There was a lot of activity on the web last week because a company apparently developed a drinkable sunscreen. It appeared to be mostly a hoax, because even the website of the supposed developer didn't mention it.
So which direction did my wackadoodle brain go when it saw drinkable sunscreen? It did make several detours but actually ended up where one would expect: thinking about sunscreen.
According to the New York Times, sunscreen came to us through two channels during the mid-1940s. The first developer was a Swiss chemistry student by the name of Franz Greiter.

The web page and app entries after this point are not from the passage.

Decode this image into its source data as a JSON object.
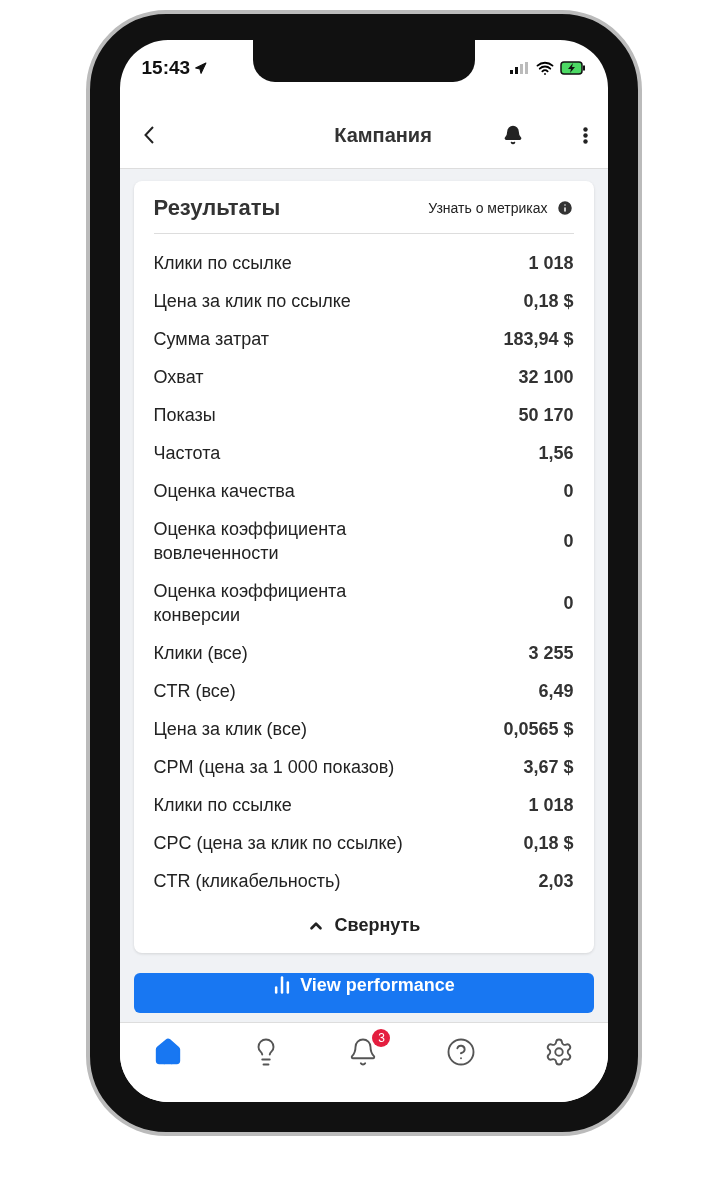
{
  "status_bar": {
    "time": "15:43"
  },
  "header": {
    "title": "Кампания"
  },
  "card": {
    "title": "Результаты",
    "help_link": "Узнать о метриках",
    "collapse": "Свернуть",
    "metrics": [
      {
        "name": "Клики по ссылке",
        "value": "1 018"
      },
      {
        "name": "Цена за клик по ссылке",
        "value": "0,18 $"
      },
      {
        "name": "Сумма затрат",
        "value": "183,94 $"
      },
      {
        "name": "Охват",
        "value": "32 100"
      },
      {
        "name": "Показы",
        "value": "50 170"
      },
      {
        "name": "Частота",
        "value": "1,56"
      },
      {
        "name": "Оценка качества",
        "value": "0"
      },
      {
        "name": "Оценка коэффициента вовлеченности",
        "value": "0"
      },
      {
        "name": "Оценка коэффициента конверсии",
        "value": "0"
      },
      {
        "name": "Клики (все)",
        "value": "3 255"
      },
      {
        "name": "CTR (все)",
        "value": "6,49"
      },
      {
        "name": "Цена за клик (все)",
        "value": "0,0565 $"
      },
      {
        "name": "CPM (цена за 1 000 показов)",
        "value": "3,67 $"
      },
      {
        "name": "Клики по ссылке",
        "value": "1 018"
      },
      {
        "name": "CPC (цена за клик по ссылке)",
        "value": "0,18 $"
      },
      {
        "name": "CTR (кликабельность)",
        "value": "2,03"
      }
    ]
  },
  "action_button": {
    "label": "View performance"
  },
  "tab_bar": [
    {
      "kind": "home",
      "selected": true
    },
    {
      "kind": "ideas",
      "selected": false
    },
    {
      "kind": "notifications",
      "selected": false,
      "badge": "3"
    },
    {
      "kind": "help",
      "selected": false
    },
    {
      "kind": "settings",
      "selected": false
    }
  ]
}
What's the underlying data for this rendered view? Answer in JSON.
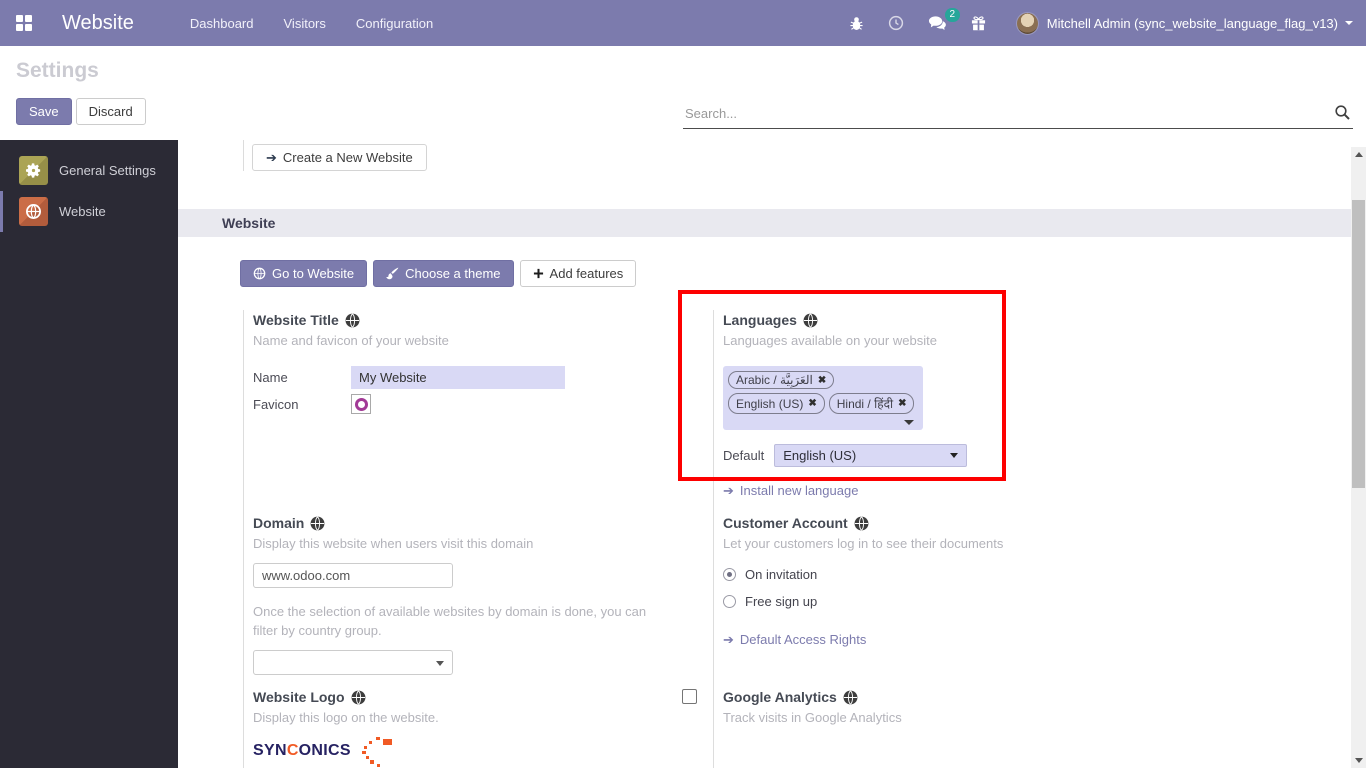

He was climbing Mount Piz Buin in 1938 and got sunburned, then started working on a formula for sunscreen. His product was introduced to the market in 1946 under the brand Piz Buin. It was called Glacier Cream.
Also during the 1940s, Benjamin Green started using a greasy substance called red veterinary petrolatum, or red vet pet, on himself and fellow soldiers during WWII to keep them from getting sunburned. When he got home, he mixed it with cocoa butter and coconut oil to make it nicer to use. That product became Coppertone suntan cream.
The fact that sunscreen in some form has been around since the mid 1940s surprised me a little, because I don't remember having actual sun protection until I was about 10, some 30 years after the product became available.
See Wednesday's Times Sentinel for the full story.